Tuesday morning Kevin and I left before dawn and drove the trailer to eastern Washington. Here I was driving three and a half hours to pick up a horse from a picture and a plea for help. My head in disbelief said, we don’t even know how tall he is, we don’t know anything about him! My heart said, it’s all right, we will find out what we need to know as we go.
The taciturn feedlot owner directed us to pull through the loading chutes and closed the gates around the trailer. I walked with him back to where the grey horse stood watching us amid a sea of metal bars. The man said,
“He’s not crazy, this one, just wild. He moves around pretty good, you ready for this?”
Was I ready for this? Dark eyes staring out at me from a chiseled thoroughbred-type head… so much higher up than I had imagined, I don’t know why I thought he was going to be small, but face to face I suddenly discovered he definitely was not small. 16 hands maybe?
There wasn’t much time to think about it as we followed the horse through the chutes to the trailer. No particular plan because, as I said, the man running the place was short on words and I was too shell-shocked to ask questions. Then we were there at the trailer, a little dance as the horse realized there was nowhere else to go, in he went and the man said in his laconic way, “Shut the doors.”
Kevin and I swung the doors shut fast as I saw two massive hooves double-barrel at the impending trap. The speed and the power of this horse took my breath away for a moment. What had I gotten myself into?
I turned and asked the man, “Is there any paperwork I need to do, any sale papers?” He looked patient with the girl who clearly didn’t know anything about how this all worked, “No ma’am, he’s not branded or anything. He’s yours now, good luck.”

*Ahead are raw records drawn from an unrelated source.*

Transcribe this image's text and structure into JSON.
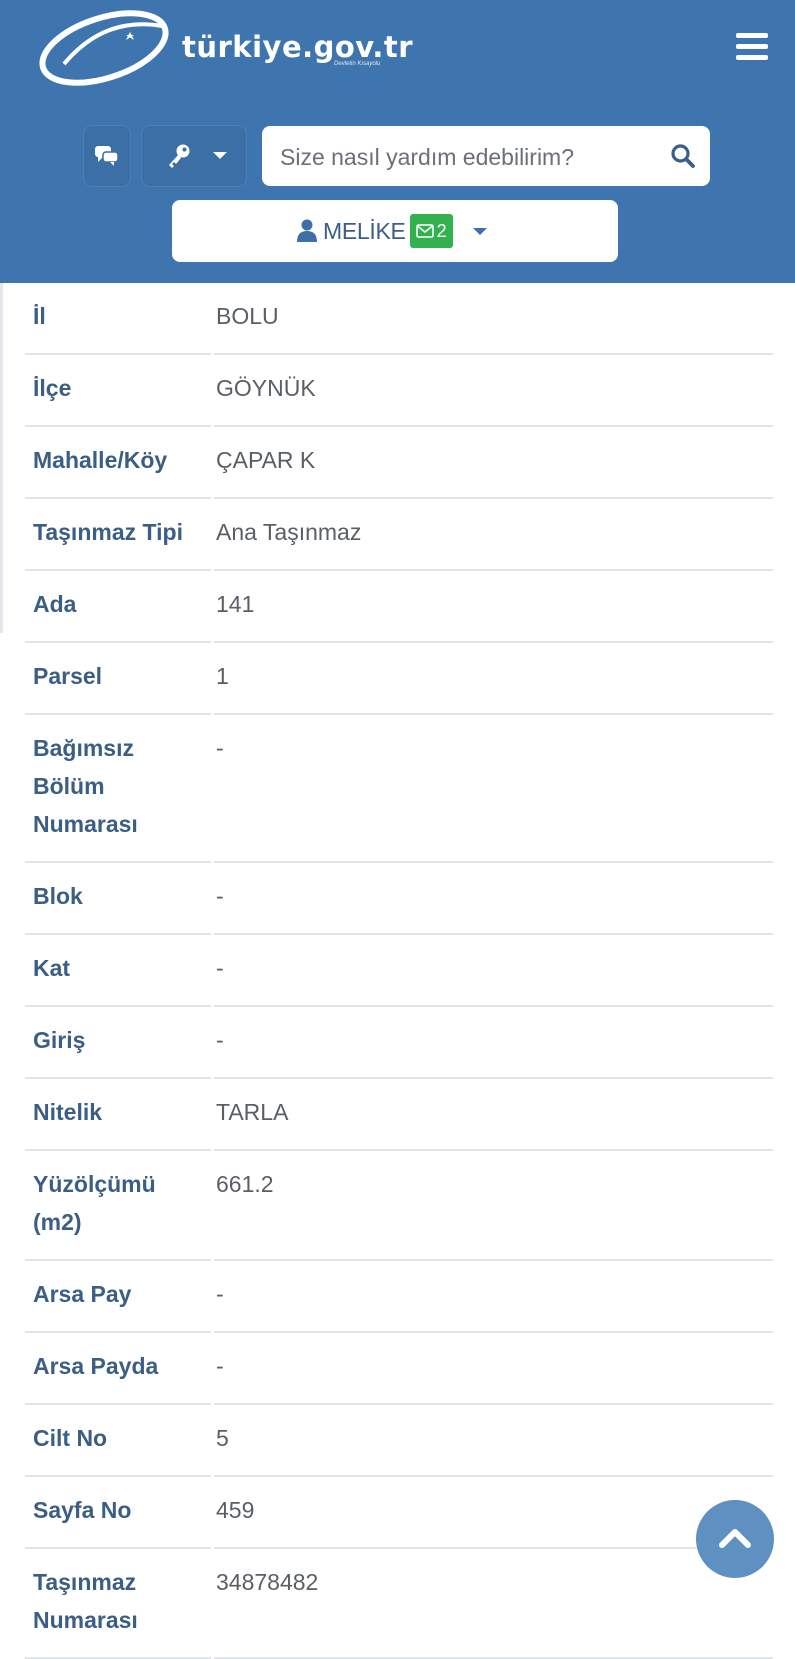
{
  "header": {
    "brand": "türkiye.gov.tr",
    "tagline": "Devletin Kısayolu",
    "search_placeholder": "Size nasıl yardım edebilirim?",
    "user_name": "MELİKE",
    "message_count": "2",
    "colors": {
      "header_bg": "#3f75ae",
      "badge_green": "#33b14e",
      "label_blue": "#3b5e85"
    }
  },
  "details": [
    {
      "key": "İl",
      "value": "BOLU"
    },
    {
      "key": "İlçe",
      "value": "GÖYNÜK"
    },
    {
      "key": "Mahalle/Köy",
      "value": "ÇAPAR K"
    },
    {
      "key": "Taşınmaz Tipi",
      "value": "Ana Taşınmaz"
    },
    {
      "key": "Ada",
      "value": "141"
    },
    {
      "key": "Parsel",
      "value": "1"
    },
    {
      "key": "Bağımsız Bölüm Numarası",
      "value": "-"
    },
    {
      "key": "Blok",
      "value": "-"
    },
    {
      "key": "Kat",
      "value": "-"
    },
    {
      "key": "Giriş",
      "value": "-"
    },
    {
      "key": "Nitelik",
      "value": "TARLA"
    },
    {
      "key": "Yüzölçümü (m2)",
      "value": "661.2"
    },
    {
      "key": "Arsa Pay",
      "value": "-"
    },
    {
      "key": "Arsa Payda",
      "value": "-"
    },
    {
      "key": "Cilt No",
      "value": "5"
    },
    {
      "key": "Sayfa No",
      "value": "459"
    },
    {
      "key": "Taşınmaz Numarası",
      "value": "34878482"
    }
  ],
  "icons": {
    "chat": "chat-icon",
    "key": "key-icon",
    "search": "search-icon",
    "user": "user-icon",
    "mail": "envelope-icon",
    "menu": "hamburger-menu-icon",
    "scroll_top": "chevron-up-icon"
  }
}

Driving home we stopped from time to time so I could sit with the big grey horse for a few moments, him in the back section of the trailer, me up in front of the divider. He didn’t seem afraid, simply decisive about keeping distance between us. I didn’t know why, but I was happier than I had been in a long time.
It was raining when we got home. Helios leapt out into his new paddock, seemingly very relieved to escape the small space at last. Then he stood on the hill and surveyed the territory with a quiet ease. I was happier than I had been in a long time.
My mares came out, took a look at the new horse, and then wandered back around the corner to the shed, leaving the cute little paint mare we have boarded with us to dance the fence line tossing her head and flirting with the newcomer.
Helios stood quiet on the hill like the sun god we had named him after, shining down on the world around him, and I was happier than I had been in a long time.
This is the work I live for. I may spend most of my time teaching and writing and helping others develop their relationships with their horses, and I love that. Traveling to teach workshops and most recently developing an in depth study of Freedom Based Training™ with students around the world where we study together connected via computers, internet and technology. This is exciting and profoundly gratifying as I watch connection and understanding blossom for others all around me.
Closer to home, this beginning process of unfolding trust with a new horse; this is where I learned how to do what I do. This work is at the core of who I am and who I want to be. I have a feeling Helios is going to teach me as much about freedom and connection as I am going to teach him.
A girl and a horse and an unfolding of trust, I am happier than I have been in a very long time.
Thank you heart!